The Great Wall of China
Well, that's really something what need no introduction.
Unlike Tian'anmen, Great Wall really impressed me and us by its scale and grandness.
Temple of Heaven, Peking Duck
The Temple of Heaven, literally the Altar of Heaven (天坛) is a complex of Taoist buildings situated in the southeastern part of central Beijing, in Xuanwu District. The complex was visited by the Emperors of the Ming and Qing dynasties for annual ceremonies of prayer to Heaven for good harvest. It is regarded as a Taoist temple, although Chinese Heaven worship, especially by the reigning monarch of the day, pre-dates Taoism.
Peking Duck is a famous duck dish from Beijing that has been prepared since the imperial era, and is now considered one of China's national foods.
The dish is prized for the thin, crispy skin, with authentic versions of the dish serving mostly the skin and little meat, sliced in front of the diners by the cook. Ducks bred specially for the dish are slaughtered after 65 days and seasoned before being roasted in a closed or hung oven. The meat is often eaten with pancakes, spring onions, and hoisin sauce or sweet bean sauce. The two most notable restaurants in Beijing which serve this delicacy are Quanjude and Bianyifang, two centuries-old establishments which have become household names.
Sarah was crying and weeping bitterly, asking me to give her a day off. Unlike us, weariless tourists, she needed a rest.
Well, ok, no problem. She had no chance to see a "Ailuropoda melanoleuca", as we were heading for Beijing Zoo.
On the way to zoo, we saw this bicycle again.
Now we are in the zoo.
The Giant Panda is a bear native to central-western and south western China. It is easily recognized by its large, distinctive black patches around the eyes, over the ears, and across its round body. Though it belongs to the order Carnivora, the Giant Panda's diet is 99% bamboo. Other parts of its diet include honey, eggs, fish, yams, shrub leaves, oranges, and bananas when available.
Then we inadvertently left zoo and entered The Five Pagoda Temple (五塔寺).
The Five Pagoda Temple (Wǔ Tǎ Sì), formally known as the "Temple of the Great Righteous Awakening" (大真觉寺) or "Zhenjue Temple" (真觉寺) for short, is a Buddhist temple from the era of the Ming Dynasty located in the city of Beijing, China.

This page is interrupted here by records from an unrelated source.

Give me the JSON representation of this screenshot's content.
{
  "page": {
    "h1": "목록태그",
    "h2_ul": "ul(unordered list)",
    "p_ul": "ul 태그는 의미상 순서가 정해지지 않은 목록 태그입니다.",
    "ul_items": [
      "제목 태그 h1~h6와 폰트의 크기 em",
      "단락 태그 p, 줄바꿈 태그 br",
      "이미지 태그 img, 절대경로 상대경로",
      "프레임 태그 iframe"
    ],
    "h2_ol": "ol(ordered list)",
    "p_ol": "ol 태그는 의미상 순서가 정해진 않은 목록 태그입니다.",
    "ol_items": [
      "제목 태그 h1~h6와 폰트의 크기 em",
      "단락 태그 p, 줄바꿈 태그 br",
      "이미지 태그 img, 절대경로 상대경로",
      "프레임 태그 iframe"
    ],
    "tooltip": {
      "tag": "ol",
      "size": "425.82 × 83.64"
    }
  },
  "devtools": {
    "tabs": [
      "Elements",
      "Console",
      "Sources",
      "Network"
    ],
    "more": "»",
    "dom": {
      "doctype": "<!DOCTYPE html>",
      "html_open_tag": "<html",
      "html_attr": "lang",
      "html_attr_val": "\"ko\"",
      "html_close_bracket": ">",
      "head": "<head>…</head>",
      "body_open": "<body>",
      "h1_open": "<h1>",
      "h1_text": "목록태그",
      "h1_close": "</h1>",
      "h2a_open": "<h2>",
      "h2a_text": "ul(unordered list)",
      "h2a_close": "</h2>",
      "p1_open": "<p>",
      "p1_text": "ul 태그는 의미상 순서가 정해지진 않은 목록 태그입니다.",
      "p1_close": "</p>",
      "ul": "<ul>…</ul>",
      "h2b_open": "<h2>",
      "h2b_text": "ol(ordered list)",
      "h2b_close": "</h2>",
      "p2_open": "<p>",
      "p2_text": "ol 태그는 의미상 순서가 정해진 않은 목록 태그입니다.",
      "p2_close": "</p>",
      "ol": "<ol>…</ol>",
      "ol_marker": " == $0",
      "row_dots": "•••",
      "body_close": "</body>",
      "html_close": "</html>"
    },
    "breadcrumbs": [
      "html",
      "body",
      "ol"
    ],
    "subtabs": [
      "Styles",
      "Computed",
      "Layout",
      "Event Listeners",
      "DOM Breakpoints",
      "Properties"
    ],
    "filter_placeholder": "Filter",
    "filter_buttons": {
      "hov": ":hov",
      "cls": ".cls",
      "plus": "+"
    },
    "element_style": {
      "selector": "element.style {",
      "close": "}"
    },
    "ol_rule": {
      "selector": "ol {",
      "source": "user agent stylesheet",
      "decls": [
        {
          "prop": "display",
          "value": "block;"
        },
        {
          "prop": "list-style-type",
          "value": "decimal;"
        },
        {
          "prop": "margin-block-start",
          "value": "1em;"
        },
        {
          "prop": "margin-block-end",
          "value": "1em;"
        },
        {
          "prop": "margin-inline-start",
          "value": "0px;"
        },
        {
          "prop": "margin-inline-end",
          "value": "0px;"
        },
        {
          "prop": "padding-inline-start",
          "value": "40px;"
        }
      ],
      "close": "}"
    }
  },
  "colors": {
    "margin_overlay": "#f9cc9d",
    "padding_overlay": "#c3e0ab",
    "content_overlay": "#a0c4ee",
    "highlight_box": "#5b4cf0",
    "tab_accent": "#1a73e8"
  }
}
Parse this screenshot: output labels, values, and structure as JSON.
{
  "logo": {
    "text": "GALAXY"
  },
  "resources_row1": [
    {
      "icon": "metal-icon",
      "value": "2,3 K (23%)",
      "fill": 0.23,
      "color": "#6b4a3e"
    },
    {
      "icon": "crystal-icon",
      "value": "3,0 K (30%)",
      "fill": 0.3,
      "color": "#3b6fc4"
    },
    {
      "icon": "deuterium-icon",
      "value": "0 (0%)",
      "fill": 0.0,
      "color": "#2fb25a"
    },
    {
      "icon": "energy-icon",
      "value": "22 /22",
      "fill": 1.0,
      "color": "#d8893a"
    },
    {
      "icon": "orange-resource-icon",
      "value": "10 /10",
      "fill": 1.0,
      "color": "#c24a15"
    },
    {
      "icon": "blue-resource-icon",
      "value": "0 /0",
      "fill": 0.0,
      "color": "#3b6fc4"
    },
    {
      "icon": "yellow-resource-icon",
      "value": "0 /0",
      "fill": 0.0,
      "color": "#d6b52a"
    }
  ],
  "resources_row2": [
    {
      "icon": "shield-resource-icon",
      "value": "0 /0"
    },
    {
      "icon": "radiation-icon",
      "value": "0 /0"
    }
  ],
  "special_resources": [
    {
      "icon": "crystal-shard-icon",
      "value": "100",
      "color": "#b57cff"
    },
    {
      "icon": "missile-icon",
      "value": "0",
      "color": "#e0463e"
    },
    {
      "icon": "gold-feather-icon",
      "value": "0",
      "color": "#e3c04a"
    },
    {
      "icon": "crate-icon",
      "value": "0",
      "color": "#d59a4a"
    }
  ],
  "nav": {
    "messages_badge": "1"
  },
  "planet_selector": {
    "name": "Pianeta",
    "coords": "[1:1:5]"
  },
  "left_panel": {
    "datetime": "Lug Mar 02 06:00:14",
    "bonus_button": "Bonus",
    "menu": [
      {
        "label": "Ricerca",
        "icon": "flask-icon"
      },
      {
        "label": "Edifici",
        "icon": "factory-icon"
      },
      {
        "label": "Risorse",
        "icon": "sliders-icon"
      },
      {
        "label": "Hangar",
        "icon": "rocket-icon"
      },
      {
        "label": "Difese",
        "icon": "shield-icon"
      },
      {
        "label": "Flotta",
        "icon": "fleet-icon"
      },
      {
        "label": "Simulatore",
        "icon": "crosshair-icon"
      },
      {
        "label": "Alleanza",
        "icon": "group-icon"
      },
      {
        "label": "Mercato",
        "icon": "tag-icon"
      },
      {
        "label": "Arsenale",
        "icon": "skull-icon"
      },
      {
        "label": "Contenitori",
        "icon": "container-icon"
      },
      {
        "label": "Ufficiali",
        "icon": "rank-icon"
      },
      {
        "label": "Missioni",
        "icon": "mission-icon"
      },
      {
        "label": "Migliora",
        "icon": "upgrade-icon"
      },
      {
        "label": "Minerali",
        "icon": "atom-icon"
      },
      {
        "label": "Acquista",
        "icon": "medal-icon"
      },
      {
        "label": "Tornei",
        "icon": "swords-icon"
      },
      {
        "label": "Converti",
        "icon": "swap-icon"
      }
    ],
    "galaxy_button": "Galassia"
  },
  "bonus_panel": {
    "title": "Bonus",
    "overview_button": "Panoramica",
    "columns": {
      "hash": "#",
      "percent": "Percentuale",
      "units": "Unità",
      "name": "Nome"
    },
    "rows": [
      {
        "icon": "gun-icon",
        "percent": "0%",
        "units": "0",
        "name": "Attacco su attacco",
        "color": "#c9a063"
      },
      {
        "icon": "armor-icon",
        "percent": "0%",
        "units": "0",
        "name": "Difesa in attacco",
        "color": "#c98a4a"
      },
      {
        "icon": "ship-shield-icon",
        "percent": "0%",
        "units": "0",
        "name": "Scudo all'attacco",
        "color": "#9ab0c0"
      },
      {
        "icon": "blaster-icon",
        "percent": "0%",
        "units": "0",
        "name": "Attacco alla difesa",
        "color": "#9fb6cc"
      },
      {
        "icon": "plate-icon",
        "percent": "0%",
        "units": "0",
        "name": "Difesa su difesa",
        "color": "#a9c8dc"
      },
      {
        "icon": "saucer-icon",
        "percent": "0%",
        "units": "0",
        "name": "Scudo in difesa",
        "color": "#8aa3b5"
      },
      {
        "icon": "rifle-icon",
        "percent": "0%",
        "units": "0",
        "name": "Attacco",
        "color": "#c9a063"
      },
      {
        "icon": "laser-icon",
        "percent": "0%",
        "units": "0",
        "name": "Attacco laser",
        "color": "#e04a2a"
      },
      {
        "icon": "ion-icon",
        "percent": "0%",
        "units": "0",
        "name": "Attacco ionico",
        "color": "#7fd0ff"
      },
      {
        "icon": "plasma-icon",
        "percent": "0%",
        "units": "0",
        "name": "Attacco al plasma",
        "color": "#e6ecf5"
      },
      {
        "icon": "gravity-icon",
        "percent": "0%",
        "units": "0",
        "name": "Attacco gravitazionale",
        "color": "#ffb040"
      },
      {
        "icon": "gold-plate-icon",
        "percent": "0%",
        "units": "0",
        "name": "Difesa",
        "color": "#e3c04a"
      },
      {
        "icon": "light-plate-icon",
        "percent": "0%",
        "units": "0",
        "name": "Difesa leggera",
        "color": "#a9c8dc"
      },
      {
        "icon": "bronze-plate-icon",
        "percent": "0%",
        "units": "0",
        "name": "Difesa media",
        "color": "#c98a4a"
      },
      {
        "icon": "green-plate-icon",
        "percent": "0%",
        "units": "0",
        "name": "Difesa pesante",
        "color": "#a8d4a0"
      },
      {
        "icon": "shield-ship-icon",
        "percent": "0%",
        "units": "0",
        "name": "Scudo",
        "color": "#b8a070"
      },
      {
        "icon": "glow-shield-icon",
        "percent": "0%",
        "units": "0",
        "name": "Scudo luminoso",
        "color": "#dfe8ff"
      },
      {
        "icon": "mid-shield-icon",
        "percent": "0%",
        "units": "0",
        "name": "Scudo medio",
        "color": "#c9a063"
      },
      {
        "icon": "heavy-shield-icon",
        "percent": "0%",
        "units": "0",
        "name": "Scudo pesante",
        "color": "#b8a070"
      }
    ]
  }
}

The temple has a square foundation, the "diamond throne", that stands 7.7 metres (25 ft) tall. The foundation can be accessed through a spiral staircase and supports five pagodas and a glazed pavilion. Each of the pagodas has a rectangular floor plan. Four of the pagodas are positioned on the corners of the foundation (one pagoda on each corner), the fifth pagoda stands in the center. The five pagodas are associated with the Five Dhyani Buddhas. The corner pagodas have 11 layers of eaves, whereas the slightly taller central pagoda has 13 layers. The total hight of the structure from its base to the tip of the central pagoda is 17 metres (56 ft).The building is constructed from brick and white marble, but the building has taken a rusty color due to the oxidation iron traces in the stone. All four walls of the foundations are decorated with carving of the one thousand sagacious Buddhas arranged in rows as well as Buddhist symbols (such as dharma wheels), animals (elephants and peacocks) and floral designs (bodhi trees), as well as Sūtra texts.
We quited Beijing Zoo from the west gates, where is quite rare to see tourists. That was the reason they almost don't check tickets. Our plan for a day was completed, but that still was too early to go home, so we made our mind to return to zoo. At the entrance we just showed them old used tickets, and I said "不好意思， 我们迷路了", what means we got lost and want to find another exit. They let us in.
Here we go. We went to see some vermigrades.
At the exit